SANTA CLARA, CALIFORNIA (03/16/2004) - Fears that offshore developers will take jobs away from American counterparts are being overblown, charged a keynote speaker and noted author at the Software Development Conference & Expo West 2004 event here in Santa Clara, California, on Monday.
Responding to an audience member's question, Steve McConnell, chief software engineer at Construx Software Builders Inc. and author of the book, "Code Complete," said the need for software development is still growing. While acknowledging that some may see him as Nero fiddling while Rome burns, McConnell, said, "I'm not all that concerned about offshoring.".
Even if 100 percent of Indian development resources were focused on the U.S. demand, there still is a labor shortage for developer skills, he said.
The years 1999 and 2000 saw a spike in demand related to the Y2K and technology boom periods, he said. Yet while both phenomena went away simultaneously, the result did not produce a 15 percent unemployment rate, McConnell said. This, he said, "is suggestive of just how strong the demand for technical skills really is."
The repercussions of offshore development will be felt more at the executive level 'because a lot of the initiatives I've seen are really very naïve," McConnell said.
"I think the hens will definitely come (home) to roost," he said.
"There are a lot of excellent companies offshore, but there are a lot of bad companies offshore, too," McConnell said.

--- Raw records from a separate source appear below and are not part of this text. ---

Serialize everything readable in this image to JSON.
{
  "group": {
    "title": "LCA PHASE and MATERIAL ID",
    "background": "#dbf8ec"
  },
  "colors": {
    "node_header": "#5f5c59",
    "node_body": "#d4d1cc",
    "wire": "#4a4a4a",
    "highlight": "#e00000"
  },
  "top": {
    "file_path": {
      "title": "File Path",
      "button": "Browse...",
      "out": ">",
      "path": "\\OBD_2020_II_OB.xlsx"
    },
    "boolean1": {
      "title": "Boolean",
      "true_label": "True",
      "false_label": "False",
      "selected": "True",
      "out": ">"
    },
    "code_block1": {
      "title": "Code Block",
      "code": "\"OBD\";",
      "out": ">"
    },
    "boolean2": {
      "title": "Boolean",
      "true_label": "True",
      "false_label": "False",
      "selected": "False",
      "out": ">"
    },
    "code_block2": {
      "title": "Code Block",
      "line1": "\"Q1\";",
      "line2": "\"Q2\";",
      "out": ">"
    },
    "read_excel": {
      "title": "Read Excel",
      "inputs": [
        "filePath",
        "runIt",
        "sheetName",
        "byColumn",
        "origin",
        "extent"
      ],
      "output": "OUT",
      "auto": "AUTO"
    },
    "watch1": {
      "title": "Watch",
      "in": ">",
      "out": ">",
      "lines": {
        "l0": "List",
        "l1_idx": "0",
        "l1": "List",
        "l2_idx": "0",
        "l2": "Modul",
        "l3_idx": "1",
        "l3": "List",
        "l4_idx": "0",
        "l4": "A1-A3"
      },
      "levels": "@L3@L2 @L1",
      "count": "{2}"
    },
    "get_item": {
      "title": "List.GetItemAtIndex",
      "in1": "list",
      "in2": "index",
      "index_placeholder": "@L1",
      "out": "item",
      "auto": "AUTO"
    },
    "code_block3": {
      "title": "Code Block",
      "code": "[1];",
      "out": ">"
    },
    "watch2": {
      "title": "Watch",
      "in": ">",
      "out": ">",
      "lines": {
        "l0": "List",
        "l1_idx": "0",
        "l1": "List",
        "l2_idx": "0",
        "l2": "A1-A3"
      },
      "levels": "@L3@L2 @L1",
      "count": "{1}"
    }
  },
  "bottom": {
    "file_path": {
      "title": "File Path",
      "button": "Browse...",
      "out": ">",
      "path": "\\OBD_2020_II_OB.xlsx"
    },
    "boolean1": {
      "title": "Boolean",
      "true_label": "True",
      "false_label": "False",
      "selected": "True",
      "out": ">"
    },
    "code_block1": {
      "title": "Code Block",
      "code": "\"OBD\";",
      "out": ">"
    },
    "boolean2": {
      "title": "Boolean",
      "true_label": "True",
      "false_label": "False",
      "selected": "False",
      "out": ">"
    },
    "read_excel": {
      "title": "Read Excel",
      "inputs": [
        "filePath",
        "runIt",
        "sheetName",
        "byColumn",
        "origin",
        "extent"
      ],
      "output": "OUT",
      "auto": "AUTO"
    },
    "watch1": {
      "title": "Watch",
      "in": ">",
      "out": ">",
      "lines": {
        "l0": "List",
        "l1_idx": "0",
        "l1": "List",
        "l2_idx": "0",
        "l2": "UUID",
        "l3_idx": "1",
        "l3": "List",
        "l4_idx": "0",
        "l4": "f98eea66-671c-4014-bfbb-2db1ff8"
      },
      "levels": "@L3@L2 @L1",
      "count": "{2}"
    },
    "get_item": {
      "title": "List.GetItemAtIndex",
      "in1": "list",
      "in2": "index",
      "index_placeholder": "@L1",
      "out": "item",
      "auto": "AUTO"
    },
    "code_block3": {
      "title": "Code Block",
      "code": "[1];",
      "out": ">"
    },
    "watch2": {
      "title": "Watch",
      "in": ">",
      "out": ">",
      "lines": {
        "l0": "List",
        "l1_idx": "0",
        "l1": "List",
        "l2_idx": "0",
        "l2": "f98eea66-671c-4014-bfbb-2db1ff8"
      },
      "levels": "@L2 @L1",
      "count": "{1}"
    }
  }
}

And excellent companies do not always do excellent work, he added.
McConnell said he expects to see higher skill level projects such as software architectural work, requirements development, and critical components development still performed domestically.
In his presentation McConnell covered what he called the 10 realities of modern software construction, advances in development, and the worst software construction ideas of the 1990s and the 2000 decade.
The 10 realities include:
-- Construction is a legitimate topic. Phases, such as problem definition and unit testing, do not need to be done in a linear fashion, however.
-- Individual variations in software will continue to be significant. It is worth it to help the worst or average programmers get on par with the best programmers.
-- Personal discipline continues to matter, in areas such as re-factoring and prototyping.
-- Focusing on simplicity tends to work better than a focusing on complexity.
-- The defect cost increase is alive. Defects are more costly to fix than requirements defects.
-- Design is important. But extremes, in which either all design or no design at all is done up front, are generally unproductive.
-- Technology waves affect construction practices.
-- Incremental approaches work best.
-- The toolbox metaphor continues to be illuminating, with tools such as checklists and templates still in use.
-- Software is characterized by a set of essential tensions, such as making plans rigid or improvising more.
Listing advances of the past decade, McConnell cited the raising of the level of design, doing daily "build and smoke" tests to minimize integration problems, the use of standard libraries and Visual Basic. He also mentioned open source software, the Web, the widespread use of incremental development practices, test-first development, re-factoring as a discipline, and the development of faster computers.
"I see (Visual Basic) as one of the significant advances of the last 10 years," said McConnell. Visual Basic boosted the visual programming metaphor, he said.
"Java, I think unfortunately, carries forward the same switch case break structure that C++ uses," McConnell said. The concept refers to the design of a particular programming structure for case statements.
Open source is a great aid to developers, making available high-quality software and reducing barriers to software availability, he said.
Contemplating the worst ideas in software construction in the 1990s, McConnell listed: Designing for speculative requirements, doing all design up front, the notion that components will solve all problems, and automatic programming to create programmers through the use of tools. Other ideas included uninformed use of the waterfall programming model and calling everything object-oriented.
For the 2000 decade, the worst ideas include: Doing no design up front, planning to re-factor later, using offshore outsourcing to solve problems, uninformed use of "Extreme" programming, and again, automatic programming.